Google’s ChromeOS vulnerable from attacks

Google believes that their ChromeOS secured than most operating system available for the personal computer today.  However, security agency Whitehat denies that ChromeOS secured.

Security researcher for WhiteHat Security, Matt Johansen shares some flaws about ChromeOS as a sample for what people could expect from the upcoming Blackhat security conference in Las Vegas.   Johansen tells everyone that Google provided them with a cr-48 Chromebook, which has the operating system ChromeOS so that they could find any lack of security in the operating system.  They are able to hack the system within a short-time.

ChromeOS differs from other operating system since the data can be found on the cloud. ChromeOS would be harder to be hack than most OS.

According to Johansen, they exploited the system using a different strategy not used by hackers.

He believes it that it would work just like in the case of smartphones’ malware installed into the device.  Users would want to install an application to ChromeOS to max out the capabilities of the OS.

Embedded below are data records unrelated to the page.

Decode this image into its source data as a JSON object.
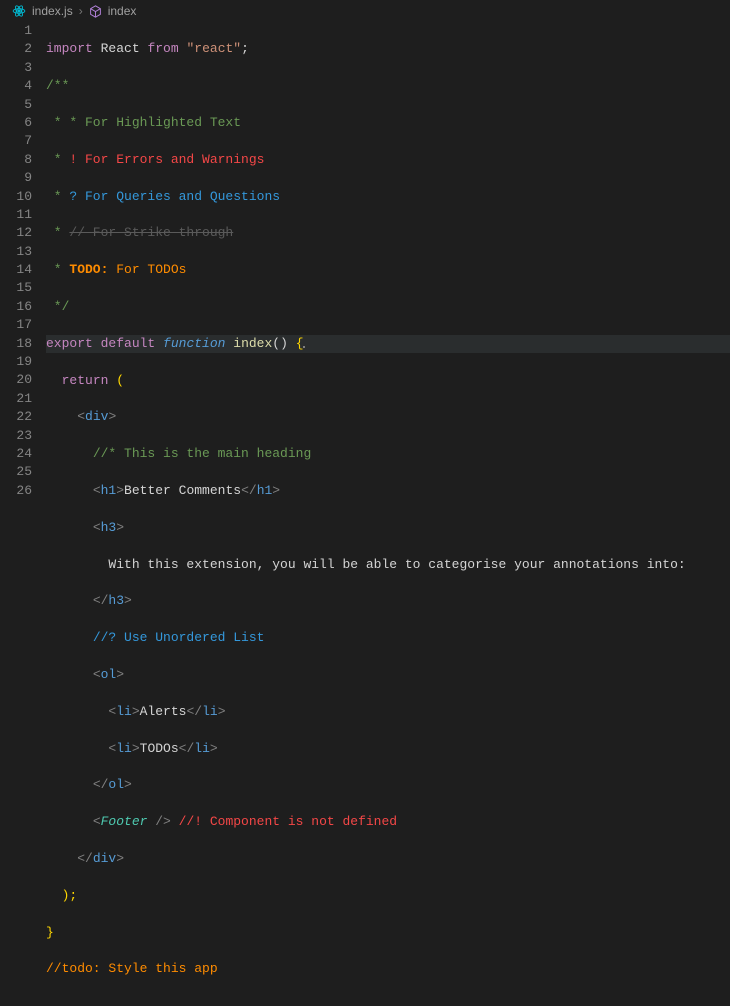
{
  "breadcrumb": {
    "file": "index.js",
    "symbol": "index"
  },
  "colors": {
    "background": "#1e1e1e",
    "gutter": "#858585",
    "commentGreen": "#6a9955",
    "errorRed": "#f44747",
    "infoBlue": "#3498db",
    "strike": "#5a5a5a",
    "todoOrange": "#ff8c00",
    "keyword": "#c586c0",
    "string": "#ce9178",
    "funcword": "#569cd6",
    "funcname": "#dcdcaa",
    "brace": "#ffd700",
    "tag": "#569cd6",
    "tagPunc": "#808080",
    "component": "#4ec9b0"
  },
  "gutter": {
    "start": 1,
    "end": 26
  },
  "tokens": {
    "l1": {
      "import": "import",
      "react": "React",
      "from": "from",
      "str": "\"react\"",
      "semi": ";"
    },
    "l2": "/**",
    "l3": {
      "star": " * ",
      "green": "* For Highlighted Text"
    },
    "l4": {
      "star": " * ",
      "red": "! For Errors and Warnings"
    },
    "l5": {
      "star": " * ",
      "blue": "? For Queries and Questions"
    },
    "l6": {
      "star": " * ",
      "strike": "// For Strike-through"
    },
    "l7": {
      "star": " * ",
      "todo": "TODO:",
      "rest": " For TODOs"
    },
    "l8": " */",
    "l9": {
      "export": "export",
      "default": "default",
      "func": "function",
      "name": "index",
      "paren": "()",
      "brace": "{"
    },
    "l10": {
      "ret": "return",
      "paren": "("
    },
    "l11": {
      "open": "<",
      "tag": "div",
      "close": ">"
    },
    "l12": "//* This is the main heading",
    "l13": {
      "o": "<",
      "t": "h1",
      "c": ">",
      "txt": "Better Comments",
      "o2": "</",
      "t2": "h1",
      "c2": ">"
    },
    "l14": {
      "o": "<",
      "t": "h3",
      "c": ">"
    },
    "l15": "With this extension, you will be able to categorise your annotations into:",
    "l16": {
      "o": "</",
      "t": "h3",
      "c": ">"
    },
    "l17": "//? Use Unordered List",
    "l18": {
      "o": "<",
      "t": "ol",
      "c": ">"
    },
    "l19": {
      "o": "<",
      "t": "li",
      "c": ">",
      "txt": "Alerts",
      "o2": "</",
      "t2": "li",
      "c2": ">"
    },
    "l20": {
      "o": "<",
      "t": "li",
      "c": ">",
      "txt": "TODOs",
      "o2": "</",
      "t2": "li",
      "c2": ">"
    },
    "l21": {
      "o": "</",
      "t": "ol",
      "c": ">"
    },
    "l22": {
      "o": "<",
      "t": "Footer",
      "c": " />",
      "comment": " //! Component is not defined"
    },
    "l23": {
      "o": "</",
      "t": "div",
      "c": ">"
    },
    "l24": ");",
    "l25": "}",
    "l26": "//todo: Style this app"
  }
}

Upon installation, the apps get permission from the user to access data stored on cloud. Although, there is a safety program that ask the user if they would want the application to be stored into the system, some users never think about it and just agrees on installing the device.

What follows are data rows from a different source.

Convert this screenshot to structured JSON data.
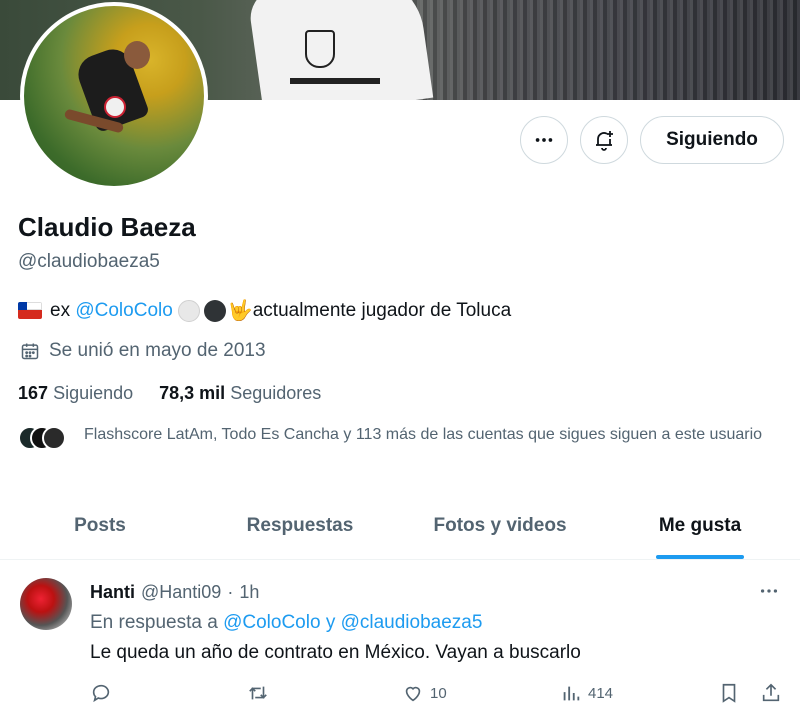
{
  "header": {
    "following_button": "Siguiendo"
  },
  "profile": {
    "name": "Claudio Baeza",
    "handle": "@claudiobaeza5",
    "bio_prefix": "ex",
    "bio_mention": "@ColoColo",
    "bio_suffix": "actualmente jugador de Toluca",
    "joined": "Se unió en mayo de 2013",
    "following_count": "167",
    "following_label": "Siguiendo",
    "followers_count": "78,3 mil",
    "followers_label": "Seguidores",
    "known_followers": "Flashscore LatAm, Todo Es Cancha y 113 más de las cuentas que sigues siguen a este usuario"
  },
  "tabs": [
    {
      "label": "Posts"
    },
    {
      "label": "Respuestas"
    },
    {
      "label": "Fotos y videos"
    },
    {
      "label": "Me gusta"
    }
  ],
  "tweet": {
    "name": "Hanti",
    "handle": "@Hanti09",
    "separator": "·",
    "time": "1h",
    "reply_prefix": "En respuesta a",
    "reply_mentions": "@ColoColo y @claudiobaeza5",
    "text": "Le queda un año de contrato en México. Vayan a buscarlo",
    "likes": "10",
    "views": "414"
  },
  "colors": {
    "accent": "#1d9bf0",
    "text": "#0f1419",
    "muted": "#536471"
  }
}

The risk started once the app gets authorization from user that it could now access the data in the cloud server and do malicious activity.  A good example would be the Scratchpad notetaking app,  installed in the ChromeOS as it got installed into the computer.  There is a go-ahead signal for the ScratchPad to auto-sync with a users Google Docs account.

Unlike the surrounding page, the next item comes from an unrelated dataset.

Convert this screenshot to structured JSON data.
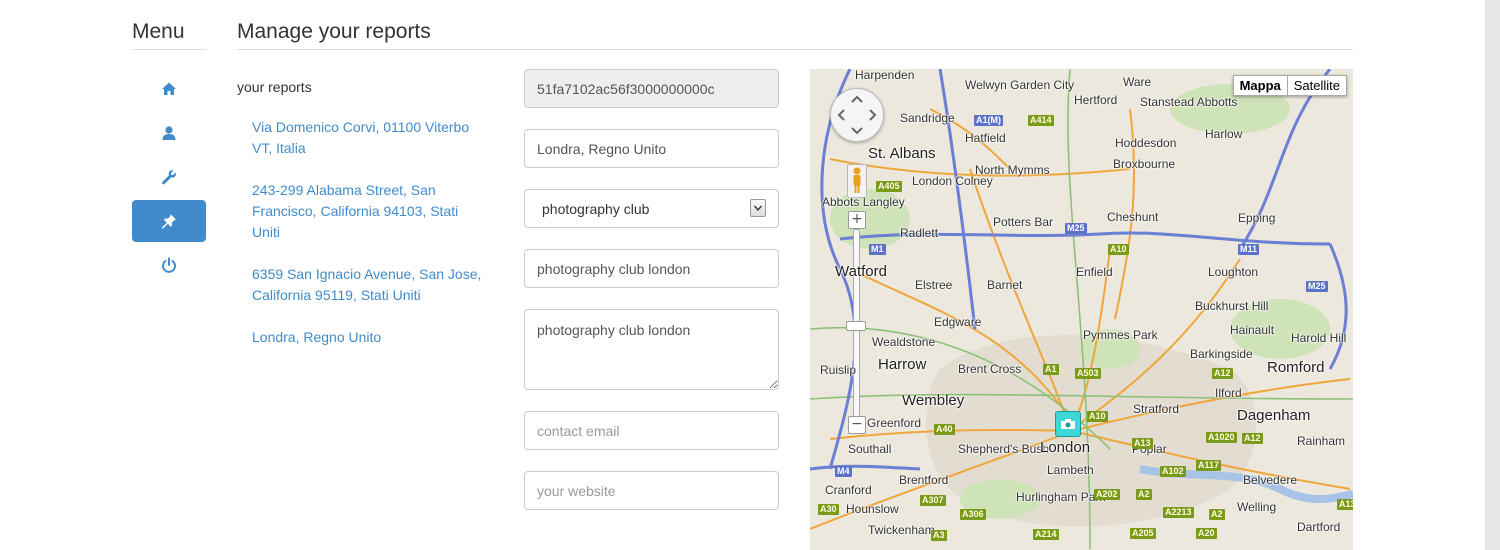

The problem with having Google Doc is that Google Docs allow its users to share documents with other users, but lacks the ability to ask the receiving user if they want the document or not.  Once Scratchpad running, Google authenticates the logged user, a loop-hole that can be detected and taken advantage of by hackers.  The attacker would then embed or share a malicious link that could steal credentials, history or other important data.

As the wide open permission means trouble, it does not mean that the damage cannot be done without permission, as well.

Operating system using hard drive and OS using cloud in storing the data faces the same security risk. As all operating system vulnerable from attacks online.

In the last part of the conversation, Johansen said that they exploited the extension to attack the OS.